I spent some time with a woman the day before she died. She and her family came to Canada from Holland after the Second World War. They suffered severely during the German occupation of Holland. They came to Canada to start a new life. Their first years were not easy but with the help of others they found work and raised a family. She was the housekeeper and her husband was the grounds keeper of a well to do family. Talking about her life she had no regrets, she knew she did the best she could as wife and mother. She was a woman of faith and could honestly say,’ I have fought the good fight, I have finished the race, I have kept the faith.’ Death was no fright to her.

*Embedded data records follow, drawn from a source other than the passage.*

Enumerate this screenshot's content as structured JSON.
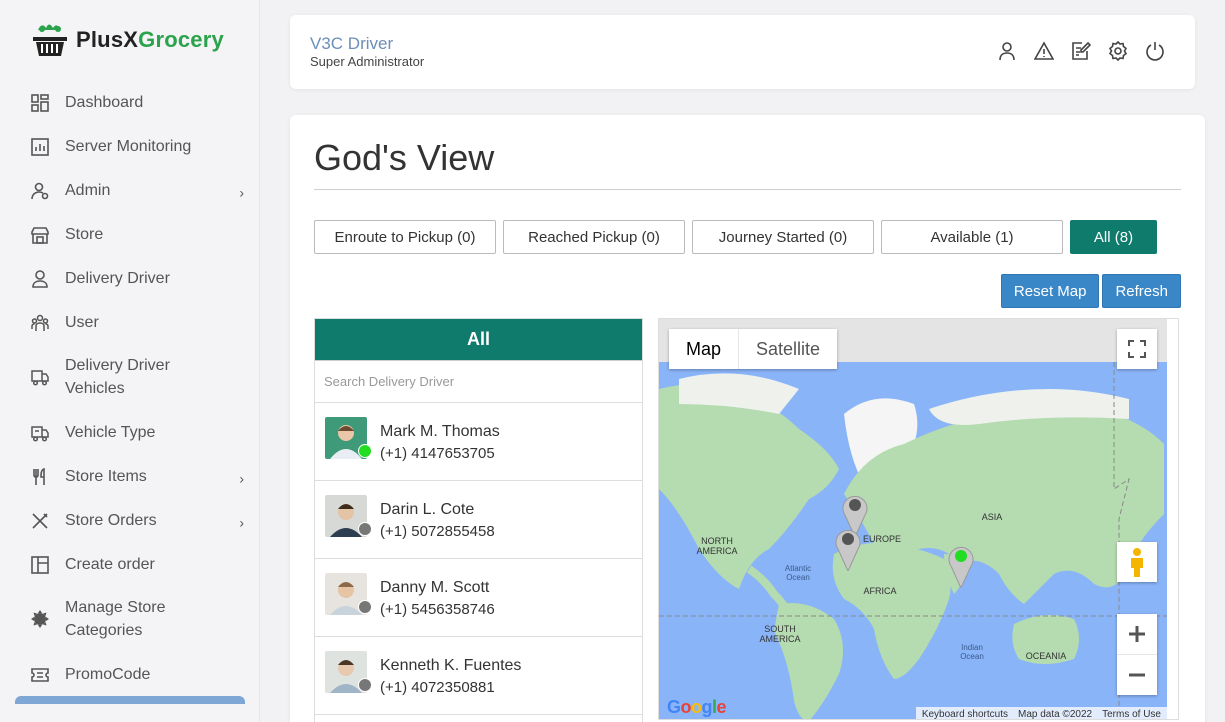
{
  "brand": {
    "name_part1": "PlusX",
    "name_part2": "Grocery"
  },
  "sidebar": {
    "items": [
      {
        "label": "Dashboard",
        "icon": "dashboard-icon"
      },
      {
        "label": "Server Monitoring",
        "icon": "chart-icon"
      },
      {
        "label": "Admin",
        "icon": "admin-user-icon",
        "has_submenu": true
      },
      {
        "label": "Store",
        "icon": "store-icon"
      },
      {
        "label": "Delivery Driver",
        "icon": "driver-icon"
      },
      {
        "label": "User",
        "icon": "users-icon"
      },
      {
        "label": "Delivery Driver Vehicles",
        "icon": "truck-icon"
      },
      {
        "label": "Vehicle Type",
        "icon": "vehicle-type-icon"
      },
      {
        "label": "Store Items",
        "icon": "fork-knife-icon",
        "has_submenu": true
      },
      {
        "label": "Store Orders",
        "icon": "utensils-cross-icon",
        "has_submenu": true
      },
      {
        "label": "Create order",
        "icon": "create-order-icon"
      },
      {
        "label": "Manage Store Categories",
        "icon": "gear-badge-icon"
      },
      {
        "label": "PromoCode",
        "icon": "promocode-icon"
      }
    ],
    "chevron": "›"
  },
  "header": {
    "user_name": "V3C Driver",
    "user_role": "Super Administrator",
    "icons": [
      "profile-icon",
      "alert-icon",
      "edit-note-icon",
      "settings-icon",
      "power-icon"
    ]
  },
  "page": {
    "title": "God's View"
  },
  "filters": [
    {
      "label": "Enroute to Pickup  (0)",
      "active": false
    },
    {
      "label": "Reached Pickup  (0)",
      "active": false
    },
    {
      "label": "Journey Started  (0)",
      "active": false
    },
    {
      "label": "Available  (1)",
      "active": false
    },
    {
      "label": "All  (8)",
      "active": true
    }
  ],
  "actions": {
    "reset_map": "Reset Map",
    "refresh": "Refresh"
  },
  "driver_panel": {
    "heading": "All",
    "search_placeholder": "Search Delivery Driver",
    "drivers": [
      {
        "name": "Mark M. Thomas",
        "phone": "(+1) 4147653705",
        "status": "online"
      },
      {
        "name": "Darin L. Cote",
        "phone": "(+1) 5072855458",
        "status": "offline"
      },
      {
        "name": "Danny M. Scott",
        "phone": "(+1) 5456358746",
        "status": "offline"
      },
      {
        "name": "Kenneth K. Fuentes",
        "phone": "(+1) 4072350881",
        "status": "offline"
      }
    ]
  },
  "map": {
    "type_options": [
      "Map",
      "Satellite"
    ],
    "selected_type": "Map",
    "labels": {
      "north_america": "NORTH\nAMERICA",
      "europe": "EUROPE",
      "asia": "ASIA",
      "africa": "AFRICA",
      "south_america": "SOUTH\nAMERICA",
      "oceania": "OCEANIA",
      "atlantic": "Atlantic\nOcean",
      "indian": "Indian\nOcean"
    },
    "footer": {
      "shortcuts": "Keyboard shortcuts",
      "data": "Map data ©2022",
      "terms": "Terms of Use"
    },
    "attribution": "Google",
    "colors": {
      "water": "#8ab4f8",
      "land": "#b5dbb0",
      "ice": "#f5f5f5",
      "online": "#22dd22",
      "offline": "#777777",
      "accent": "#0f7b6c",
      "button": "#3a87c8"
    }
  }
}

A German psychiatrist named Erik Erikson developed a theory of the seven stages of growth through which we live our lives. He named the final stage ‘integrity’. As we grow older we tend to slow down, we are not as productive as we used to be, and we don’t have the energy. It can be that at this time in our lives we look back on the lives we lived, the good we’ve done, the things we’ve left undone, the mistakes we’ve made. Because of good old Catholic guilt this can be a rough time for us. Mistakes, sins and failures blind us to the good things we’ve done in life. In times like this we feel our lives are unproductive and we are dissatisfied by the life we’ve lived, we may even fall into depression.
But if we have trust in the mercy and love of God, a love and mercy made visible for all to see in the passion and death of Christ crucified then, by God’s grace, we can see beyond our faults and weaknesses and acknowledge the good things we’ve done and acknowledge that when all is said and done, we are good people. We can say, ‘I did the best I could’ and look back on our lives with a sense of completeness and accept death without fear.
Paul the Apostle was not a perfect person. I think he would be a difficult person with whom to work. Like the rest of us Paul was a mistake making being trying to be faithful to his vocation as a preacher of the gospel.
Paul faced his imminent death with a sense of his own personal integrity he could truthfully say,’ I have fought the good fight, I have finished the course I have kept the faith.’ Paul knew his reward would be great in heaven.
May we pray for one another that we be blessed with that gift of integrity that allows us to truthfully say,’ I have fought the good fight, I have finished the race I have kept the faith’ and leave the rest to the mercy and love of God.